Stress, depression, and anxiety affect 15% to 25% of pregnant women. However, substantial barriers to psychosocial assessment exist, resulting in less than 20% of prenatal care providers assessing and treating mental health problems. Moreover, pregnant women are often reluctant to disclose their mental health concerns to a healthcare provider. Identifying screening and assessment tools and procedures that are acceptable to both women and service providers, cost-effective, and clinically useful is needed.


The primary objective of this randomized, parallel-group, superiority trial is to evaluate the feasibility and acceptability of a computer tablet-based prenatal psychosocial assessment (e-screening) compared to paper-based screening. Secondary objectives are to compare the two modes of screening on: (1) the level of detection of prenatal depression and anxiety symptoms and psychosocial risk; (2) the level of disclosure of symptoms; (3) the factors associated with feasibility, acceptability, and disclosure; (4) the psychometric properties of the e-version of the assessment tools; and (5) cost-effectiveness. A sample of 542 women will be recruited from large, primary care maternity clinics and a high-risk antenatal unit in an urban Canadian city. Pregnant women are eligible to participate if they: (1) receive care at one of the recruitment sites; (2) are able to speak/read English; (3) are willing to be randomized to e-screening; and (4) are willing to participate in a follow-up diagnostic interview within 1 week of recruitment.
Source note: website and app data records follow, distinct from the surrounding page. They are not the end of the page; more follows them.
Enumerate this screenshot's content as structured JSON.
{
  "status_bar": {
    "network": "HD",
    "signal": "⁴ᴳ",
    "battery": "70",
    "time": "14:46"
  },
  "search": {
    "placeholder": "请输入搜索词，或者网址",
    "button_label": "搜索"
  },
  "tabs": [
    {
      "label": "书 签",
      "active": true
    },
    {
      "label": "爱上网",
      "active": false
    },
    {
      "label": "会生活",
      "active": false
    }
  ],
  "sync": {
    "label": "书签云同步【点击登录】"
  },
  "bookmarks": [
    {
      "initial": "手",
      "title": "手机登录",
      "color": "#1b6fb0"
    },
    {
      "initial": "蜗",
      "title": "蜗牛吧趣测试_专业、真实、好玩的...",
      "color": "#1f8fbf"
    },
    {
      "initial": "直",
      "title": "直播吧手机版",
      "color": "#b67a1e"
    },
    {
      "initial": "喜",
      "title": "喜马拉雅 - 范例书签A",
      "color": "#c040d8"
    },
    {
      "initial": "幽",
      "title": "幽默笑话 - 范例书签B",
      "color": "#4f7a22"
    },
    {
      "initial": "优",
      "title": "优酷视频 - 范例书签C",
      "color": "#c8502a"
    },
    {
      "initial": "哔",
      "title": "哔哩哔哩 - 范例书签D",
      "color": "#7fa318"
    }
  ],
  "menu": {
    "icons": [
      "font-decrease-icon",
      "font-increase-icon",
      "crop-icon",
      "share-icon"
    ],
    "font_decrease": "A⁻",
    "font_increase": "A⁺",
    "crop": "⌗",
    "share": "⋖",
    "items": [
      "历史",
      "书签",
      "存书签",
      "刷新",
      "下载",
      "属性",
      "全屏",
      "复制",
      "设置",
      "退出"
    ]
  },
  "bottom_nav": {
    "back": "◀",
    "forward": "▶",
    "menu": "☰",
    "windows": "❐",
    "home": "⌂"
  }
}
Allocation is by computer-generated randomization. Women in the intervention group will complete an online psychosocial assessment on a computer tablet, while those in the control group will complete the same assessment in paper-based form. All women will complete baseline questionnaires at the time of recruitment and will participate in a diagnostic interview within 1 week of recruitment. Research assistants conducting diagnostic interviews and physicians will be blinded. A qualitative descriptive study involving healthcare providers from the recruitment sites and women will provide data on feasibility and acceptability of the intervention. We hypothesize that mental health e-screening in primary care maternity settings and high-risk antenatal units will be as or more feasible, acceptable, and capable of detecting depression, anxiety, and psychosocial risk compared to paper-based screening.

Trial registration Identifier: NCT01899534.

Psychosocial assessment; Online; Screening; Pregnancy; Depression; Anxiety; Stress; Randomized controlled trial